All lines in the material below that contain "location" should be located and copied.

**Entries shown**

===

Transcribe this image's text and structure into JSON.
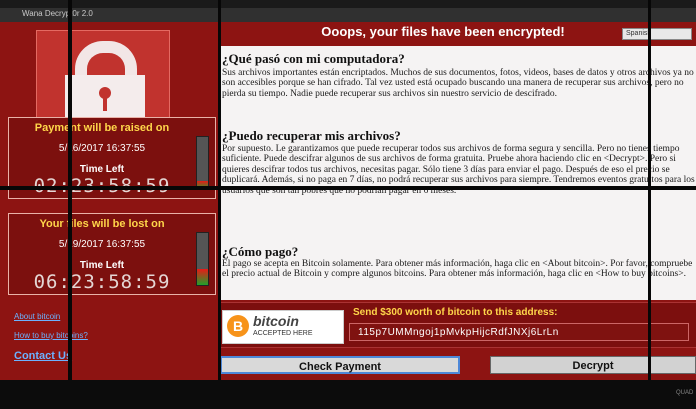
{
  "window": {
    "title": "Wana Decrypt0r 2.0"
  },
  "heading": "Ooops, your files have been encrypted!",
  "language": "Spanish",
  "timers": [
    {
      "header": "Payment will be raised on",
      "date": "5/16/2017 16:37:55",
      "label": "Time Left",
      "countdown": "02:23:58:59",
      "level": 0.15
    },
    {
      "header": "Your files will be lost on",
      "date": "5/19/2017 16:37:55",
      "label": "Time Left",
      "countdown": "06:23:58:59",
      "level": 0.3
    }
  ],
  "links": {
    "about": "About bitcoin",
    "how_to_buy": "How to buy bitcoins?",
    "contact": "Contact Us"
  },
  "text": {
    "h1": "¿Qué pasó con mi computadora?",
    "p1": "Sus archivos importantes están encriptados. Muchos de sus documentos, fotos, videos, bases de datos y otros archivos ya no son accesibles porque se han cifrado. Tal vez usted está ocupado buscando una manera de recuperar sus archivos, pero no pierda su tiempo. Nadie puede recuperar sus archivos sin nuestro servicio de descifrado.",
    "h2": "¿Puedo recuperar mis archivos?",
    "p2": "Por supuesto. Le garantizamos que puede recuperar todos sus archivos de forma segura y sencilla. Pero no tienes tiempo suficiente. Puede descifrar algunos de sus archivos de forma gratuita. Pruebe ahora haciendo clic en <Decrypt>. Pero si quieres descifrar todos tus archivos, necesitas pagar. Sólo tiene 3 días para enviar el pago. Después de eso el precio se duplicará. Además, si no paga en 7 días, no podrá recuperar sus archivos para siempre. Tendremos eventos gratuitos para los usuarios que son tan pobres que no podrían pagar en 6 meses.",
    "h3": "¿Cómo pago?",
    "p3": "El pago se acepta en Bitcoin solamente. Para obtener más información, haga clic en <About bitcoin>. Por favor, compruebe el precio actual de Bitcoin y compre algunos bitcoins. Para obtener más información, haga clic en <How to buy bitcoins>."
  },
  "payment": {
    "badge_word": "bitcoin",
    "badge_sub": "ACCEPTED HERE",
    "coin_glyph": "B",
    "send_text": "Send $300 worth of bitcoin to this address:",
    "address": "115p7UMMngoj1pMvkpHijcRdfJNXj6LrLn"
  },
  "buttons": {
    "check": "Check Payment",
    "decrypt": "Decrypt"
  },
  "display_brand": "QUAD",
  "colors": {
    "background": "#8d1412",
    "accent_yellow": "#ffd64a",
    "link_blue": "#6cb2ff",
    "bitcoin_orange": "#f7931a"
  }
}
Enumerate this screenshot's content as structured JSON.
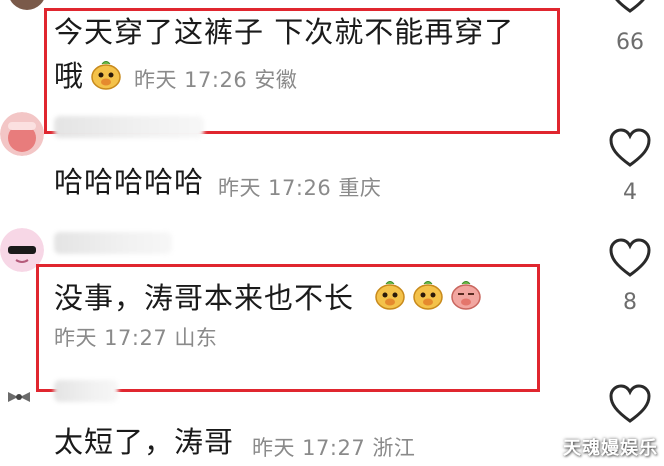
{
  "comments": [
    {
      "text_line1": "今天穿了这裤子 下次就不能再穿了",
      "text_line2": "哦",
      "time": "昨天 17:26",
      "location": "安徽"
    },
    {
      "text": "哈哈哈哈哈",
      "time": "昨天 17:26",
      "location": "重庆",
      "likes": "4"
    },
    {
      "text": "没事，涛哥本来也不长",
      "time": "昨天 17:27",
      "location": "山东",
      "likes": "8"
    },
    {
      "text": "太短了，涛哥",
      "time": "昨天 17:27",
      "location": "浙江"
    }
  ],
  "top_like_count": "66",
  "watermark": "天魂嫚娱乐",
  "colors": {
    "highlight_box": "#e0262f",
    "meta_text": "#8a8a8a"
  },
  "icons": [
    "heart-outline-icon",
    "dog-face-emoji",
    "pig-face-emoji"
  ]
}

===

**Your response**
      "location": "安徽"
      "location": "重庆",
      "location": "山东",
      "location": "浙江"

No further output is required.